→ **Prompt**
Go over the data and keep only the lines that include "JSON".

Exercise inputs section start

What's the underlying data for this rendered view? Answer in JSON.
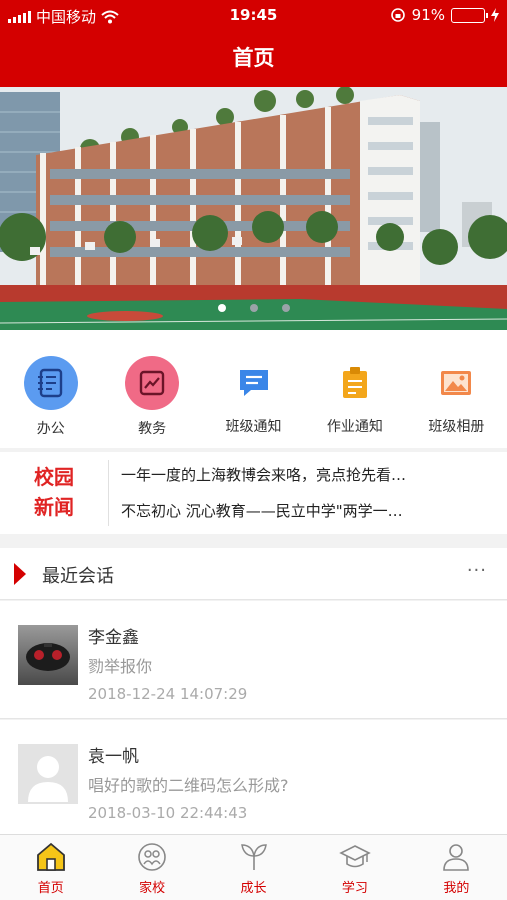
{
  "status": {
    "carrier": "中国移动",
    "time": "19:45",
    "battery": "91%"
  },
  "nav": {
    "title": "首页"
  },
  "banner": {
    "slides": 3,
    "active": 0
  },
  "quick": [
    {
      "label": "办公",
      "icon": "notebook-icon",
      "color": "#5b9bf0"
    },
    {
      "label": "教务",
      "icon": "chart-card-icon",
      "color": "#f06a86"
    },
    {
      "label": "班级通知",
      "icon": "message-icon",
      "color": "#3a86e8"
    },
    {
      "label": "作业通知",
      "icon": "clipboard-icon",
      "color": "#f3a61b"
    },
    {
      "label": "班级相册",
      "icon": "photo-icon",
      "color": "#f2884a"
    }
  ],
  "news": {
    "tag_line1": "校园",
    "tag_line2": "新闻",
    "items": [
      "一年一度的上海教博会来咯，亮点抢先看…",
      "不忘初心 沉心教育——民立中学\"两学一…"
    ]
  },
  "conversations": {
    "title": "最近会话",
    "more": "···",
    "items": [
      {
        "name": "李金鑫",
        "message": "勠举报你",
        "time": "2018-12-24 14:07:29"
      },
      {
        "name": "袁一帆",
        "message": "唱好的歌的二维码怎么形成?",
        "time": "2018-03-10 22:44:43"
      }
    ]
  },
  "tabs": [
    {
      "label": "首页",
      "icon": "home-icon",
      "active": true
    },
    {
      "label": "家校",
      "icon": "family-icon"
    },
    {
      "label": "成长",
      "icon": "sprout-icon"
    },
    {
      "label": "学习",
      "icon": "graduation-cap-icon"
    },
    {
      "label": "我的",
      "icon": "person-icon"
    }
  ],
  "colors": {
    "brand": "#d40000",
    "news_tag": "#e02424"
  }
}
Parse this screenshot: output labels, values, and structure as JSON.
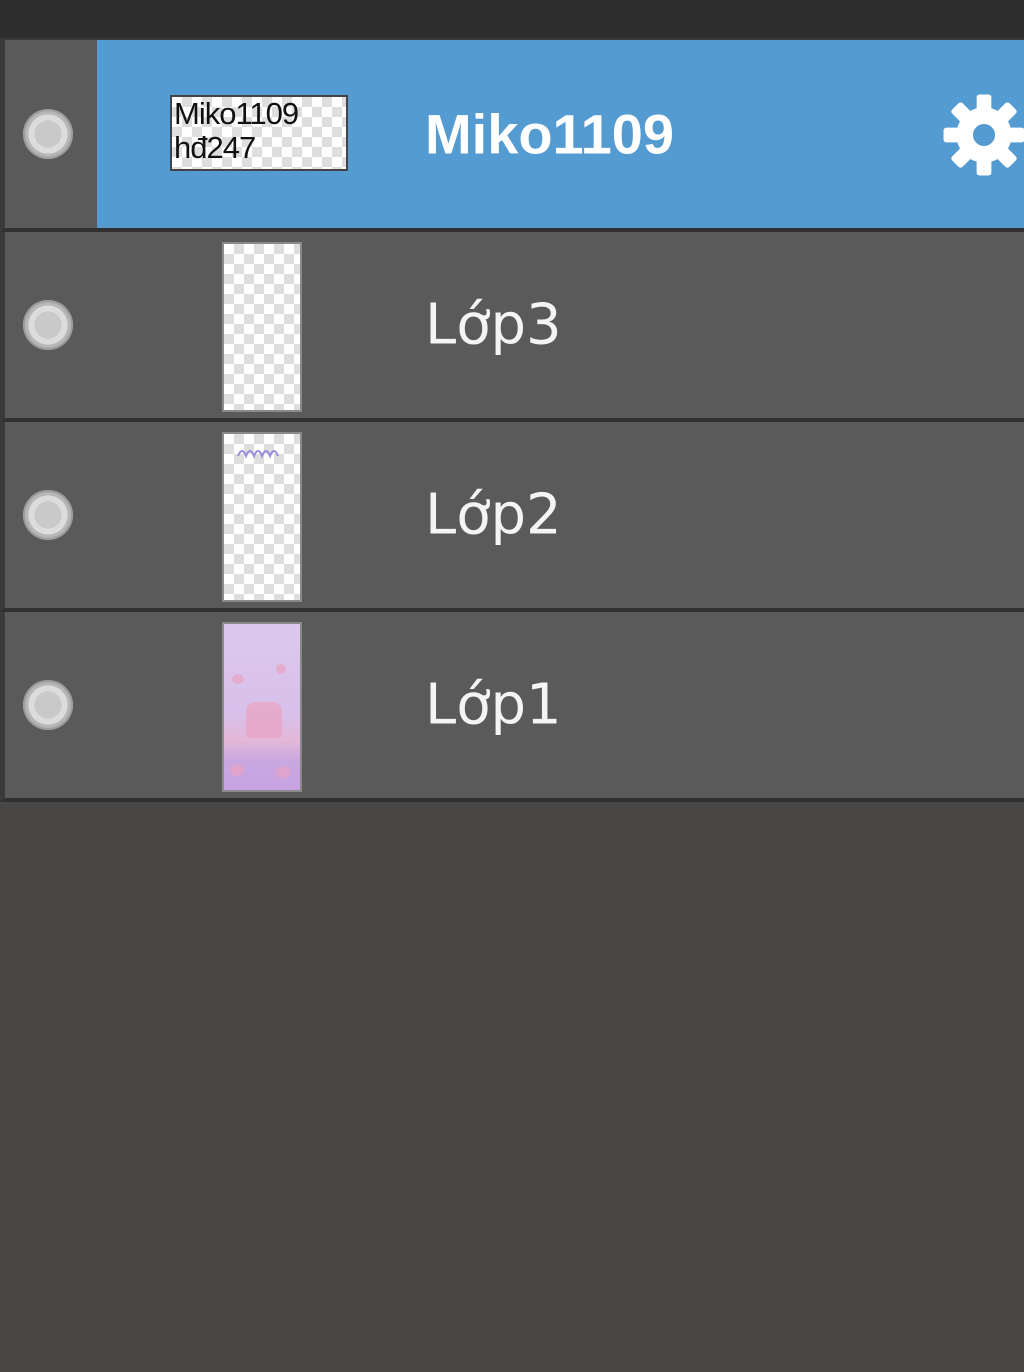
{
  "layers": {
    "items": [
      {
        "name": "Miko1109",
        "selected": true,
        "visible": true,
        "thumbnail_text": "Miko1109\nhđ247",
        "settings_icon": "gear-icon"
      },
      {
        "name": "Lớp3",
        "selected": false,
        "visible": true
      },
      {
        "name": "Lớp2",
        "selected": false,
        "visible": true
      },
      {
        "name": "Lớp1",
        "selected": false,
        "visible": true
      }
    ]
  },
  "colors": {
    "selected_row": "#549bd2",
    "row": "#5a5a5a",
    "panel_bg": "#484746",
    "text": "#f4f4f4"
  },
  "icons": {
    "visibility": "visibility-toggle-icon",
    "settings": "gear-icon"
  }
}
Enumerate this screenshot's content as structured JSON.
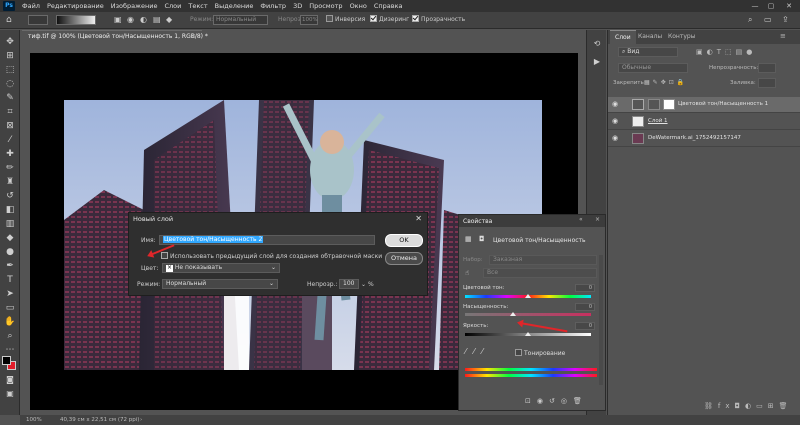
{
  "menu": {
    "logo": "Ps",
    "items": [
      "Файл",
      "Редактирование",
      "Изображение",
      "Слои",
      "Текст",
      "Выделение",
      "Фильтр",
      "3D",
      "Просмотр",
      "Окно",
      "Справка"
    ]
  },
  "options": {
    "mode_label": "Режим:",
    "mode_value": "Нормальный",
    "opacity_label": "Непрозр.:",
    "opacity_value": "100%",
    "inversion_label": "Инверсия",
    "dither_label": "Дизеринг",
    "transparency_label": "Прозрачность"
  },
  "document": {
    "tab_title": "тиф.tif @ 100% (Цветовой тон/Насыщенность 1, RGB/8) *",
    "zoom": "100%",
    "size_info": "40,39 см x 22,51 см (72 ppi)"
  },
  "dialog": {
    "title": "Новый слой",
    "name_label": "Имя:",
    "name_value": "Цветовой тон/Насыщенность 2",
    "clip_label": "Использовать предыдущий слой для создания обтравочной маски",
    "color_label": "Цвет:",
    "color_value": "Не показывать",
    "mode_label": "Режим:",
    "mode_value": "Нормальный",
    "opacity_label": "Непрозр.:",
    "opacity_value": "100",
    "opacity_unit": "%",
    "ok_label": "OK",
    "cancel_label": "Отмена"
  },
  "layers": {
    "tabs": [
      "Слои",
      "Каналы",
      "Контуры"
    ],
    "filter_placeholder": "Вид",
    "blend_mode": "Обычные",
    "opacity_label": "Непрозрачность:",
    "lock_label": "Закрепить:",
    "fill_label": "Заливка:",
    "items": [
      {
        "name": "Цветовой тон/Насыщенность 1"
      },
      {
        "name": "Слой 1"
      },
      {
        "name": "DeWatermark.ai_1752492157147"
      }
    ]
  },
  "properties": {
    "title": "Свойства",
    "adjustment_name": "Цветовой тон/Насыщенность",
    "preset_label": "Набор:",
    "preset_value": "Заказная",
    "channel_value": "Все",
    "hue_label": "Цветовой тон:",
    "hue_value": "0",
    "saturation_label": "Насыщенность:",
    "saturation_value": "0",
    "lightness_label": "Яркость:",
    "lightness_value": "0",
    "colorize_label": "Тонирование"
  },
  "colors": {
    "highlight": "#31a8ff",
    "arrow": "#e0262a",
    "accent_fg": "#000000",
    "accent_bg": "#e11d2a"
  }
}
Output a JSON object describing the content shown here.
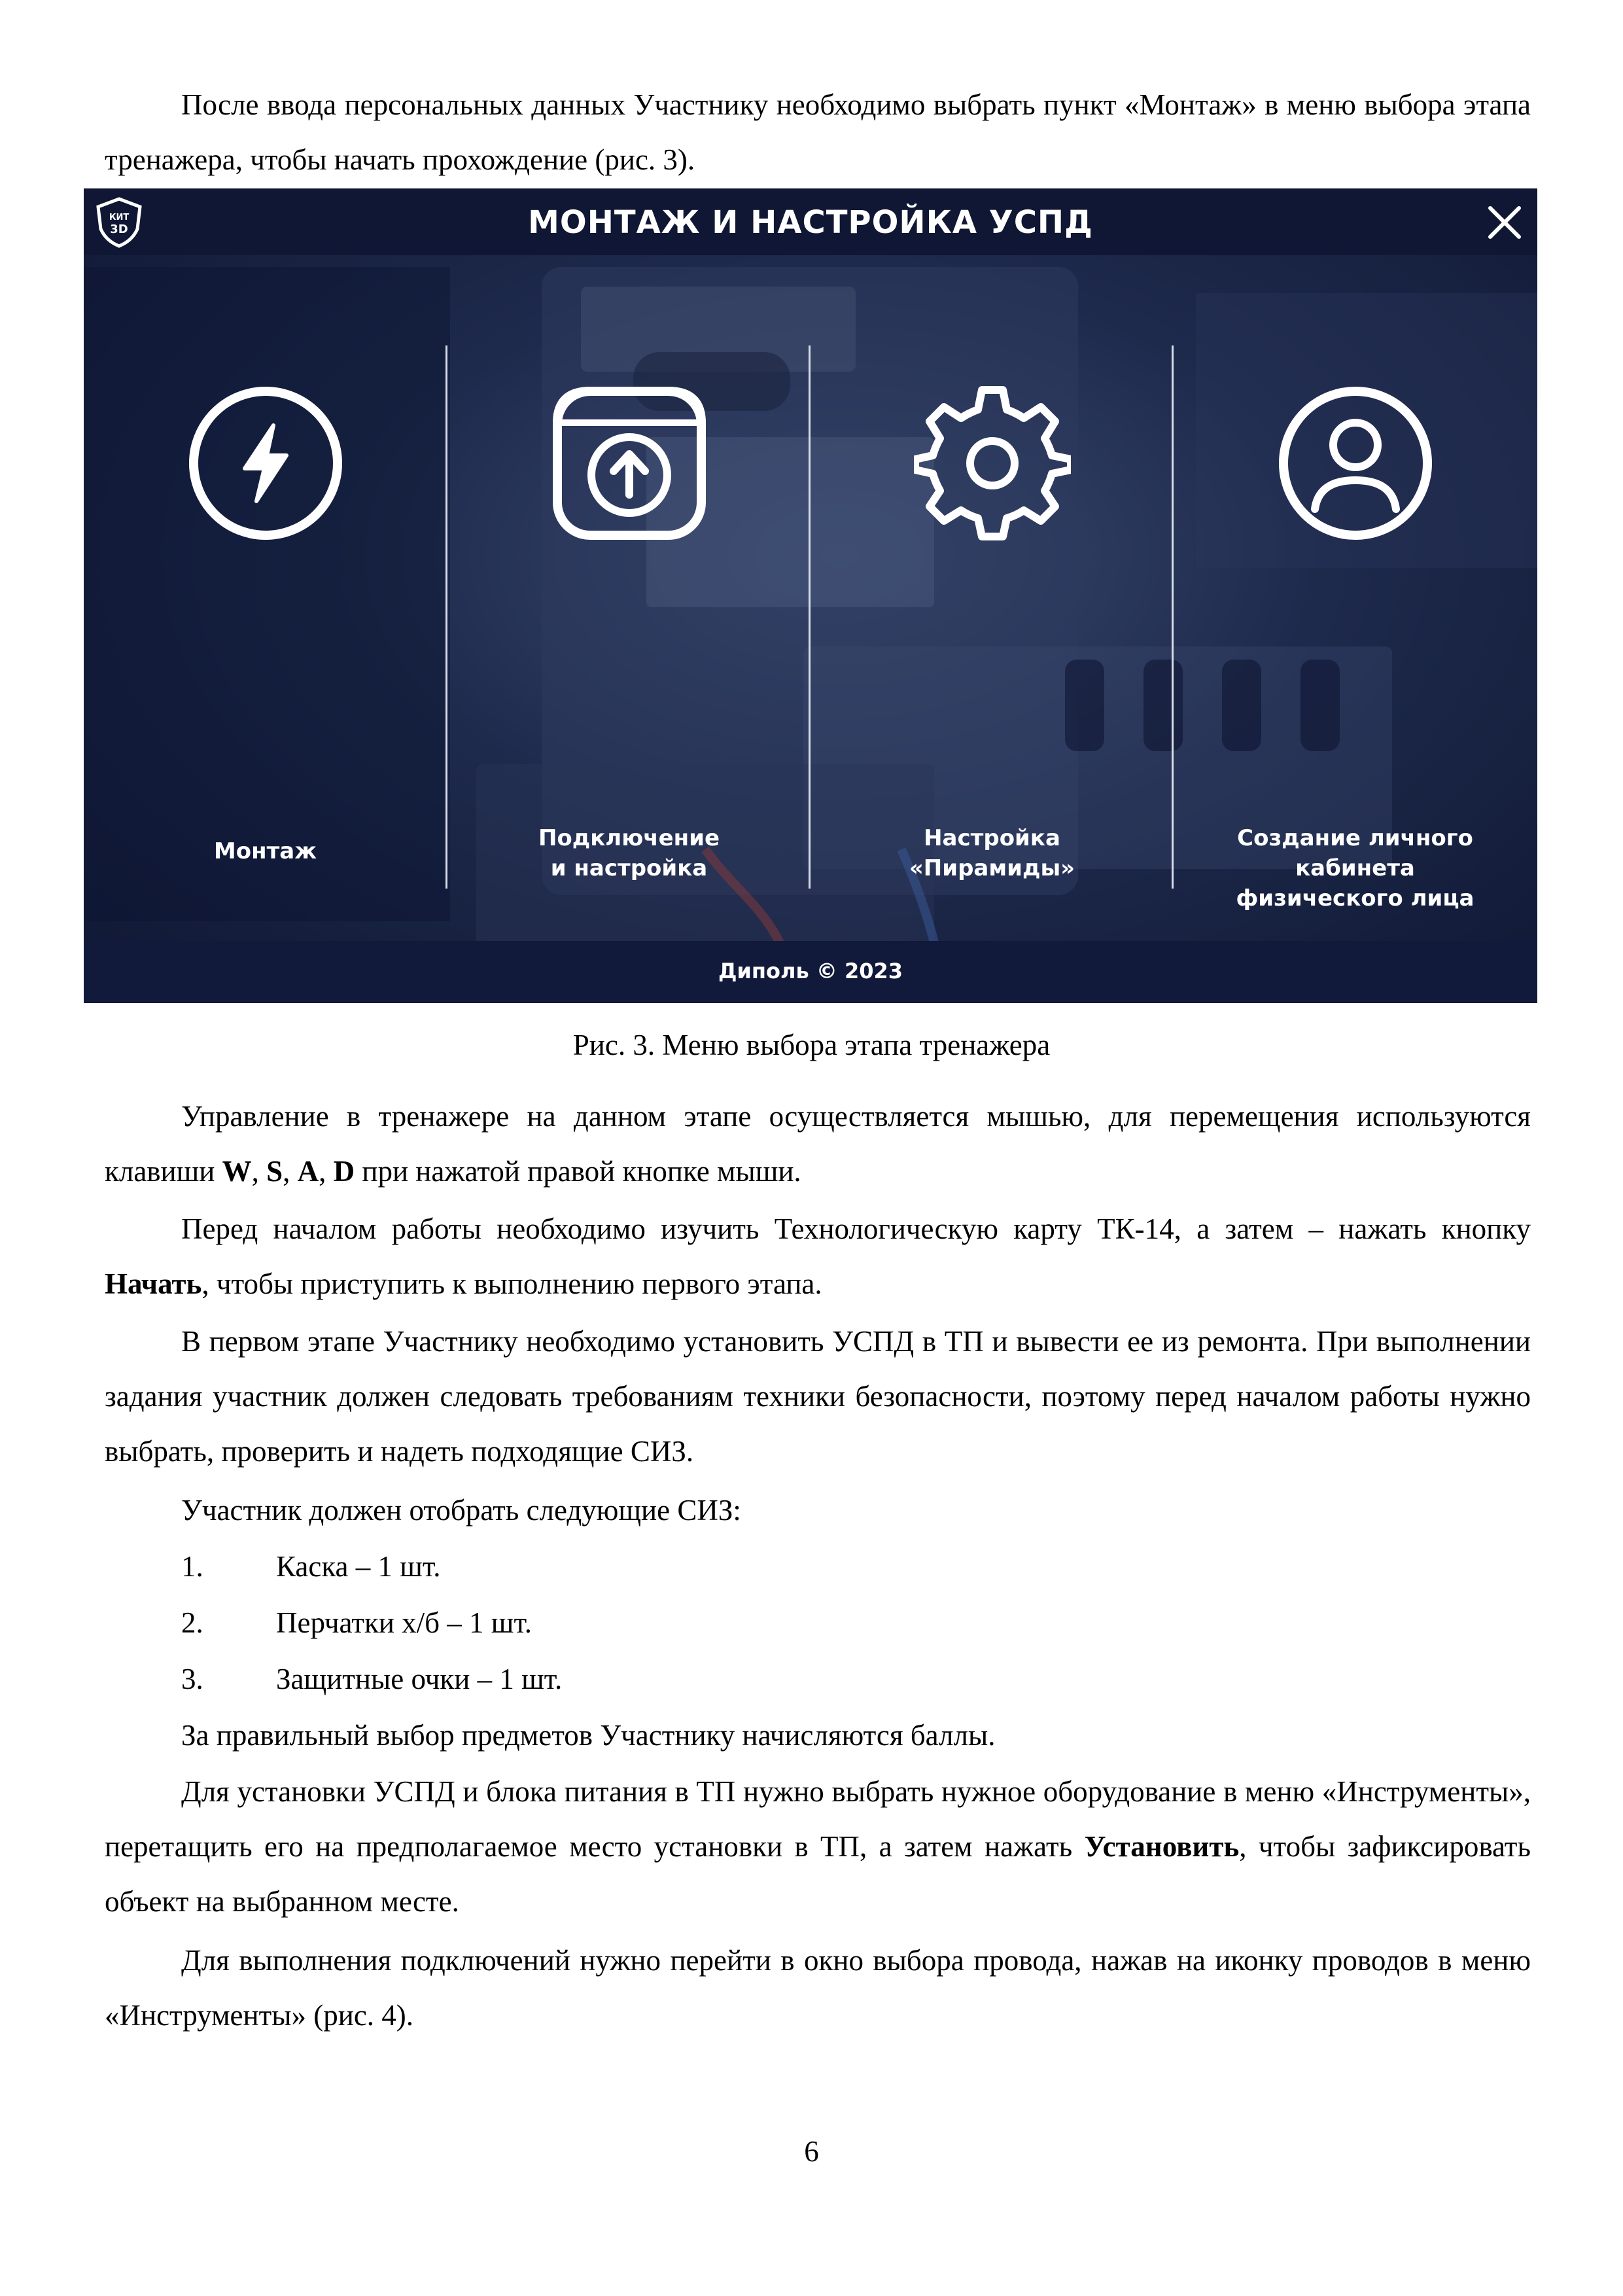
{
  "page": {
    "para1": "После ввода персональных данных Участнику необходимо выбрать пункт «Монтаж» в меню выбора этапа тренажера, чтобы начать прохождение (рис. 3).",
    "figure": {
      "title": "МОНТАЖ И НАСТРОЙКА УСПД",
      "logo_text": "КИТ 3D",
      "copyright": "Диполь © 2023",
      "items": [
        {
          "line1": "Монтаж",
          "line2": "",
          "icon": "lightning-icon"
        },
        {
          "line1": "Подключение",
          "line2": "и настройка",
          "icon": "upload-icon"
        },
        {
          "line1": "Настройка",
          "line2": "«Пирамиды»",
          "icon": "gear-icon"
        },
        {
          "line1": "Создание личного кабинета",
          "line2": "физического лица",
          "icon": "user-icon"
        }
      ],
      "caption": "Рис. 3. Меню выбора этапа тренажера"
    },
    "para2": {
      "prefix": "Управление в тренажере на данном этапе осуществляется мышью, для перемещения используются клавиши ",
      "k1": "W",
      "sep1": ", ",
      "k2": "S",
      "sep2": ", ",
      "k3": "A",
      "sep3": ", ",
      "k4": "D",
      "suffix": " при нажатой правой кнопке мыши."
    },
    "para3": {
      "prefix": "Перед началом работы необходимо изучить Технологическую карту ТК-14, а затем – нажать кнопку ",
      "bold": "Начать",
      "suffix": ", чтобы приступить к выполнению первого этапа."
    },
    "para4": "В первом этапе Участнику необходимо установить УСПД в ТП и вывести ее из ремонта. При выполнении задания участник должен следовать требованиям техники безопасности, поэтому перед началом работы нужно выбрать, проверить и надеть подходящие СИЗ.",
    "para5": "Участник должен отобрать следующие СИЗ:",
    "list": [
      {
        "num": "1.",
        "text": "Каска – 1 шт."
      },
      {
        "num": "2.",
        "text": "Перчатки х/б – 1 шт."
      },
      {
        "num": "3.",
        "text": "Защитные очки – 1 шт."
      }
    ],
    "para6": "За правильный выбор предметов Участнику начисляются баллы.",
    "para7": {
      "prefix": "Для установки УСПД и блока питания в ТП нужно выбрать нужное оборудование в меню «Инструменты», перетащить его на предполагаемое место установки в ТП, а затем нажать ",
      "bold": "Установить",
      "suffix": ", чтобы зафиксировать объект на выбранном месте."
    },
    "para8": "Для выполнения подключений нужно перейти в окно выбора провода, нажав на иконку проводов в меню «Инструменты» (рис. 4).",
    "page_number": "6"
  }
}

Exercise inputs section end

→ **Answer to this task**
What's the underlying data for this rendered view? Answer in JSON.
Parse this screenshot: output labels, values, and structure as JSON.
Enumerate this screenshot's content as structured JSON.
Output a JSON object describing the content shown here.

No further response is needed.